→ **What is being asked**
Check each line below for "label" and say how many have it, with no other words.

→ **Extracted material**
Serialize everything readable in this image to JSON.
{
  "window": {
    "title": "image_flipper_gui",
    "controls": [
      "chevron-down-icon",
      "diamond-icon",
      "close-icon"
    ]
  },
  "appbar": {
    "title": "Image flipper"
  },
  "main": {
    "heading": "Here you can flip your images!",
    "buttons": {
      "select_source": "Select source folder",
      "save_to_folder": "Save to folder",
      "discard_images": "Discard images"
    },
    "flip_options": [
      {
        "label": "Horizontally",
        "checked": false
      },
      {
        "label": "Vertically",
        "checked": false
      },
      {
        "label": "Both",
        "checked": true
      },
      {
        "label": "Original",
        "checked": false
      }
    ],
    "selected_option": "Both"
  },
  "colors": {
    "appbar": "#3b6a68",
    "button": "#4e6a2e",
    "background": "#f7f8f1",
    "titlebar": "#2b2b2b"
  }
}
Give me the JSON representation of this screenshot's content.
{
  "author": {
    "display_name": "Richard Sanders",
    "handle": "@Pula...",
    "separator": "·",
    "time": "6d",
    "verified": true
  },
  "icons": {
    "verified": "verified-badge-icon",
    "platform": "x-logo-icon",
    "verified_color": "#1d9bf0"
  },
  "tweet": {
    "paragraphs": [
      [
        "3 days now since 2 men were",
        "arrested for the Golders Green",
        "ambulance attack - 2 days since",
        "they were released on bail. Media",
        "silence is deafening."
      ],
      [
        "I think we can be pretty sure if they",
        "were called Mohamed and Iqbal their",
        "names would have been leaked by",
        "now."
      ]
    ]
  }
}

→ **Task result**
4